So, The Molotov Cocktail has a monster themed flash fiction contest, and I want to post an entry. I’m not sure that this is the piece for me to submit (and, obviously, you Molotov-associated folks shouldn’t read this until later), but it’s the piece that came to me over the course of this afternoon. I hope you enjoy it.
I just spent much of Saturday evening blazing my way through Gravity Falls, Alex Hirsch‘s absolutely wonderful cartoon series. Gravity Falls was first described to me as “like The X-files but with kids in rural Oregon,” which does a decent job of introducing it. That also puts it dangerously (tantalizingly?) close to Twin Peaks territory, but fails to convey just how damn funny the show is; I was chortling the whole way through, and would happily watch many of the episodes again (a rare experience for me with most TV shows). There’re still many more episodes for me to watch, and I honestly can’t wait. I might take a break from writing this just to watch the next one.

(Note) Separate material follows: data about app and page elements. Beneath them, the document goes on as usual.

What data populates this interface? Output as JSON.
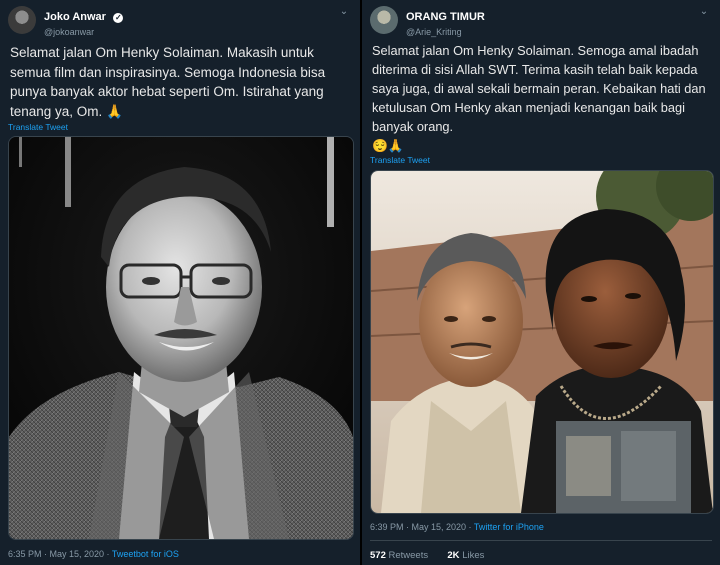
{
  "left_tweet": {
    "name": "Joko Anwar",
    "handle": "@jokoanwar",
    "text": "Selamat jalan Om Henky Solaiman. Makasih untuk semua film dan inspirasinya. Semoga Indonesia bisa punya banyak aktor hebat seperti Om. Istirahat yang tenang ya, Om. 🙏",
    "translate": "Translate Tweet",
    "time": "6:35 PM · May 15, 2020 · ",
    "source": "Tweetbot for iOS",
    "icon": "verified-badge",
    "image_alt": "black and white portrait photo"
  },
  "right_tweet": {
    "name": "ORANG TIMUR",
    "handle": "@Arie_Kriting",
    "text": "Selamat jalan Om Henky Solaiman. Semoga amal ibadah diterima di sisi Allah SWT. Terima kasih telah baik kepada saya juga, di awal sekali bermain peran. Kebaikan hati dan ketulusan Om Henky akan menjadi kenangan baik bagi banyak orang.",
    "emoji": "😌🙏",
    "translate": "Translate Tweet",
    "time": "6:39 PM · May 15, 2020 · ",
    "source": "Twitter for iPhone",
    "retweets": "572",
    "retweets_label": "Retweets",
    "likes": "2K",
    "likes_label": "Likes",
    "image_alt": "selfie photo of two men"
  },
  "colors": {
    "background": "#15202b",
    "link": "#1da1f2",
    "muted": "#8899a6"
  }
}
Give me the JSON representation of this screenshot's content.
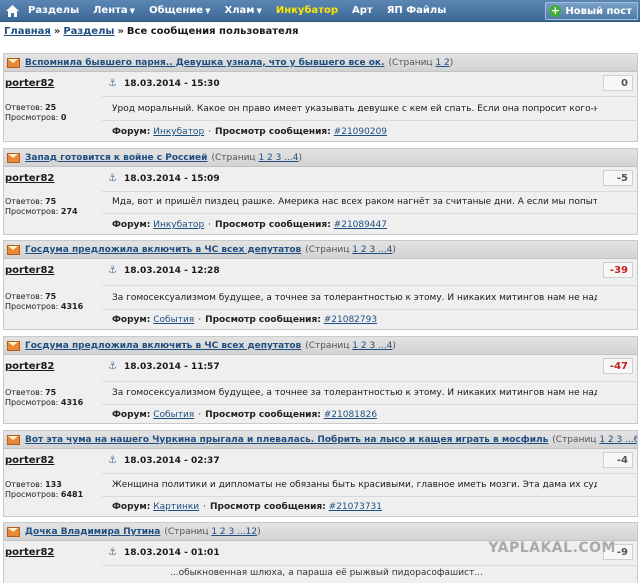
{
  "nav": {
    "items": [
      {
        "label": "Разделы",
        "caret": false
      },
      {
        "label": "Лента",
        "caret": true
      },
      {
        "label": "Общение",
        "caret": true
      },
      {
        "label": "Хлам",
        "caret": true
      },
      {
        "label": "Инкубатор",
        "caret": false,
        "active": true
      },
      {
        "label": "Арт",
        "caret": false
      },
      {
        "label": "ЯП Файлы",
        "caret": false
      }
    ],
    "new_post": "Новый пост"
  },
  "breadcrumb": {
    "home": "Главная",
    "sections": "Разделы",
    "current": "Все сообщения пользователя",
    "sep": "»"
  },
  "labels": {
    "replies": "Ответов:",
    "views": "Просмотров:",
    "forum": "Форум:",
    "view_msg": "Просмотр сообщения:",
    "pages_prefix": "(Страниц"
  },
  "posts": [
    {
      "title": "Вспомнила бывшего парня.. Девушка узнала, что у бывшего все ок.",
      "pages": "1 2",
      "author": "porter82",
      "date": "18.03.2014 - 15:30",
      "score": "0",
      "replies": "25",
      "views": "0",
      "excerpt": "Урод моральный. Какое он право имеет указывать девушке с кем ей спать. Если она попросит кого-нибудь...",
      "forum": "Инкубатор",
      "msg": "#21090209"
    },
    {
      "title": "Запад готовится к войне с Россией",
      "pages": "1 2 3 ...4",
      "author": "porter82",
      "date": "18.03.2014 - 15:09",
      "score": "-5",
      "replies": "75",
      "views": "274",
      "excerpt": "Мда, вот и пришёл пиздец рашке. Америка нас всех раком нагнёт за считаные дни. А если мы попытаемся ...",
      "forum": "Инкубатор",
      "msg": "#21089447"
    },
    {
      "title": "Госдума предложила включить в ЧС всех депутатов",
      "pages": "1 2 3 ...4",
      "author": "porter82",
      "date": "18.03.2014 - 12:28",
      "score": "-39",
      "replies": "75",
      "views": "4316",
      "excerpt": "За гомосексуализмом будущее, а точнее за толерантностью к этому. И никаких митингов нам не надо. Мы ...",
      "forum": "События",
      "msg": "#21082793"
    },
    {
      "title": "Госдума предложила включить в ЧС всех депутатов",
      "pages": "1 2 3 ...4",
      "author": "porter82",
      "date": "18.03.2014 - 11:57",
      "score": "-47",
      "replies": "75",
      "views": "4316",
      "excerpt": "За гомосексуализмом будущее, а точнее за толерантностью к этому. И никаких митингов нам не надо. Мы ...",
      "forum": "События",
      "msg": "#21081826"
    },
    {
      "title": "Вот эта чума на нашего Чуркина прыгала и плевалась. Побрить на лысо и кащея играть в мосфиль",
      "pages": "1 2 3 ...6",
      "author": "porter82",
      "date": "18.03.2014 - 02:37",
      "score": "-4",
      "replies": "133",
      "views": "6481",
      "excerpt": "Женщина политики и дипломаты не обязаны быть красивыми, главное иметь мозги. Эта дама их судя по все...",
      "forum": "Картинки",
      "msg": "#21073731"
    },
    {
      "title": "Дочка Владимира Путина",
      "pages": "1 2 3 ...12",
      "author": "porter82",
      "date": "18.03.2014 - 01:01",
      "score": "-9",
      "replies": "",
      "views": "",
      "excerpt": "",
      "forum": "",
      "msg": ""
    }
  ],
  "partial_text": "...обыкновенная шлюха, а параша её рыжвый пидорасофашист...",
  "watermark": "YAPLAKAL.COM",
  "colors": {
    "nav_bg": "#4a76a4",
    "active_nav": "#ffe400",
    "link": "#1f4f82",
    "negative": "#c4211e",
    "new_post_plus": "#3fae3a"
  }
}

So yeah, Gravity Falls is what would happen if you mashed Twin Peaks and the X-Files together in a hilarious and intelligent kids show. It chronicles the summer adventures of Dipper and Mabel, a pair of twins who’ve gone to spend the summer with their great-uncle (Grunkle) Stan. They live with him in his house / Mystery Shack tourist attraction, and have the dubious pleasure of working for him while they try to enjoy their summer in the bizarre town and its even stranger environs.
They must face boredom:
And popcorn-machine math:
What’s not to like? And yes, I did just watch another episode. Honestly, if you’re at all interested in smart animated comedies, you should give Gravity Falls a look. It’s definitely a kids’ show, but like the best kids’ programming it uses that as a vehicle to go deeper than you’d expect, instead of holding back. Despite the innately fantastical nature of the show, it still feels like a very real depiction of the emotional lives of its protagonists, and it doesn’t shy away from the realities of social pressure for impressionable youngsters. Now, if you’ll pardon me, I really want to watch another episode.